And then, after a moment, other notes, harmonies and discordances, introduced themselves slowly into the mix, combining and clashing and somehow, even though the cadence was utterly alien, and some of the notes didn't sound right, and some of them sounded like words, Ianto realised it for what it was: music.
"You can hear it best from here," Jack said.
"What is it?" Ianto asked.
Jack smiled, and his expression was one of quiet awe. "Omoikane," he said, simply.
Ianto frowned, opening his mouth to ask, when he remembered where he had seen that word before. It had been in an encyclopaedia, and he had been looking for another entry when it had caught his eye. Omoikane, the Shinto god of knowledge.
His breath caught. "The computer," he said, "This is the computer? I thought…"
Jack nodded slowly. "Installed by Torchwood Cardiff's Miss Lovelace at the turn of the 20th century, from a cutting from the London nodes," he said. "It's infiltrated several sublevels, but never extended beyond that. No one's ever needed to come down here before. I stumbled down here and realised…" He laughed, and there was a carefree note to the laughter that Ianto wasn't used to hearing, "I don't think it's intelligent, the way we think of intelligence. But it's more than a dumb calculator. It's sentient, but in a way our brains don't understand. But it sings to itself. I don't think London ever realised. They kept their computer under much tighter reign, while this one has had a hundred years to grow as it liked. No one knows that it lives here, this alien lifeform under the Hub. It's happy, I think, it likes being used. But I don't think anyone except me ever knew it sang."

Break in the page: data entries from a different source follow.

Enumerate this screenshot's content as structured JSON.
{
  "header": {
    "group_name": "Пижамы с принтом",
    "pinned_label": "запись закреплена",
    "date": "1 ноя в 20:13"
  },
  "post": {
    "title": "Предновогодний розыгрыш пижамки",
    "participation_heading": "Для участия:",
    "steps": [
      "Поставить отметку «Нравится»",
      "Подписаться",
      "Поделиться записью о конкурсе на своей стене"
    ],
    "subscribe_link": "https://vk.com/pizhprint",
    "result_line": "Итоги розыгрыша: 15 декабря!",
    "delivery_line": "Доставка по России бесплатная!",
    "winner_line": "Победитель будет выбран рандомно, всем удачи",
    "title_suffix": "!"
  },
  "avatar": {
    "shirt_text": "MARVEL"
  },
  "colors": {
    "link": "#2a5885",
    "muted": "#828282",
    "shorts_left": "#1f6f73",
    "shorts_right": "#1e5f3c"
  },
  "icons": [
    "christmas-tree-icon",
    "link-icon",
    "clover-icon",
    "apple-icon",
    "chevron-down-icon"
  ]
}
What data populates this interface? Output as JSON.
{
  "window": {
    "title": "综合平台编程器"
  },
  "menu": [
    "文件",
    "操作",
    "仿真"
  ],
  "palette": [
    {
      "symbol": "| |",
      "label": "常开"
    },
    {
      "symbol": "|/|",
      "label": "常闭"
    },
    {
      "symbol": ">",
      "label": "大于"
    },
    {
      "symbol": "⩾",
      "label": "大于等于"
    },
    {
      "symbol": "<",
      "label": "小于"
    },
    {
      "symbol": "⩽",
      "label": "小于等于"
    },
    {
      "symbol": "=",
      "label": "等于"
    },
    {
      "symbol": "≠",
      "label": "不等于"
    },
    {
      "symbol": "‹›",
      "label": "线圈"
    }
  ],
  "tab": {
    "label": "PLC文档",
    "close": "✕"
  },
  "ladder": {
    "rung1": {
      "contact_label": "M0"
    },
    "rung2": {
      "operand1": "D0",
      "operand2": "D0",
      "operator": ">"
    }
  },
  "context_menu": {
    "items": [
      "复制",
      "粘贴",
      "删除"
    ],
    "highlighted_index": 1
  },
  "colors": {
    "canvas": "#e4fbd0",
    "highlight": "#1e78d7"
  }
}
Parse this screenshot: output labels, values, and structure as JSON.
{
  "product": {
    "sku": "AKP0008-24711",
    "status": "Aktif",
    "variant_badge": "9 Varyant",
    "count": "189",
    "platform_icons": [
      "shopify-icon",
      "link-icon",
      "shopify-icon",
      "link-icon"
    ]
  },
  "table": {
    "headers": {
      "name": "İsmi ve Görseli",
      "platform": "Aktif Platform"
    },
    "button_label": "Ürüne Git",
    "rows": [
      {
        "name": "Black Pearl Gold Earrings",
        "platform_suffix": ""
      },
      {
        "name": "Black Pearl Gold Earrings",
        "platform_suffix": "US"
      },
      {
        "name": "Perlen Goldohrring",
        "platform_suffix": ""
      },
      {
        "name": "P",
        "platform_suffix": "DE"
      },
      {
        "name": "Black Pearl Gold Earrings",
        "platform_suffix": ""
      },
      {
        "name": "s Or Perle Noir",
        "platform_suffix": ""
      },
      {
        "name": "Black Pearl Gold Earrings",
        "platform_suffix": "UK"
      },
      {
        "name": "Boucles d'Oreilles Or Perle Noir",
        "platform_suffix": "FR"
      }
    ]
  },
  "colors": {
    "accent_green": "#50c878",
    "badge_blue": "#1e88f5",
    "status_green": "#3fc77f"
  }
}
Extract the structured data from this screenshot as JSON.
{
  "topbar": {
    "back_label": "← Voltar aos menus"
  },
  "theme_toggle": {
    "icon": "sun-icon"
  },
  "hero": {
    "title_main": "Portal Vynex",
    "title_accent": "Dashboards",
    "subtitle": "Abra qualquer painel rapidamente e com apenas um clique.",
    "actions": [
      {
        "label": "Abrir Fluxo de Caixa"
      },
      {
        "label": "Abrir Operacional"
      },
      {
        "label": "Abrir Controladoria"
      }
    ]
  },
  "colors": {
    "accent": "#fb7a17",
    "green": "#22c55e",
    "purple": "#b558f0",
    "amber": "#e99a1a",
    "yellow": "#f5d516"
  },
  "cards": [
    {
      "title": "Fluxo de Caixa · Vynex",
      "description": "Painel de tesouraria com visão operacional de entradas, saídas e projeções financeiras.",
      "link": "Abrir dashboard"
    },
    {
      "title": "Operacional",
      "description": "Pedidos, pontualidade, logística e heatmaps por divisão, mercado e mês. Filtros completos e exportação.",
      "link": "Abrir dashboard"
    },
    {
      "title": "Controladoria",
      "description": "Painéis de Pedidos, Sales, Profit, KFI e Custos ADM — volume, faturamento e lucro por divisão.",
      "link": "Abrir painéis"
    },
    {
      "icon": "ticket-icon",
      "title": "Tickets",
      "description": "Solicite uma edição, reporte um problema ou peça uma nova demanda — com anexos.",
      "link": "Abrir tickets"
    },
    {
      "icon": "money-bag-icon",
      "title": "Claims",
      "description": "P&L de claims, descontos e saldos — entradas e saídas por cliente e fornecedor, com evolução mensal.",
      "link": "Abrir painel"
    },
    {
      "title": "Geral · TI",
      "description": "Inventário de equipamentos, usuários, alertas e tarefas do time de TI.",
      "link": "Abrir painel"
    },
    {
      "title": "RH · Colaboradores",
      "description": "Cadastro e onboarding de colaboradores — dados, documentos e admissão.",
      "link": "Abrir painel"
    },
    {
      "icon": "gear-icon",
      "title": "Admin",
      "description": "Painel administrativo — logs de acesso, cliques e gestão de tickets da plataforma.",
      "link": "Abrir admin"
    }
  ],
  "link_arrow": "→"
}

He glanced at Ianto. "And, of course, now you know as well."
Ianto, the alien song ringing in his ears, stared at Jack, as the Captain reached out and ran his fingers across a bundle of tendrils that draped down from the ceiling and spread across the wall. They seemed to tremble slightly with the touch, and Jack laughed, delighted. In an instant, Ianto realised that Jack loved this alien thing, loved the strangeness of the Universe beyond this small world, and knew, in his heart of hearts, that Jack would never see the beauty that surrounded him here, on this planet.
For a moment, Ianto honestly, truly, hated Jack Harkness.
He wanted to grab Jack, and shake him, and point out all the things that made life on this planet worth living. Perhaps he wasn't best qualified to make such observations, or perhaps he was the only one who could make them. He'd lived his life, and died twice over, his whole world come crashing down on him, and he'd made his decision, his conscious choice, to come back to the world, to come back to Torchwood, because there was a part of him that knew there was something worthwhile in it all. Because if he hadn't thought that there was some little part of the world that was good, he would have let the Quantum Bomb explode, and had done with it.
Jack looked up at him, a curiously unguarded expression on his face. The moment passed, and Ianto smiled.
"You wanted to share your secrets," he said, and leaned forward. "So share. I want to know everything."
- Fin -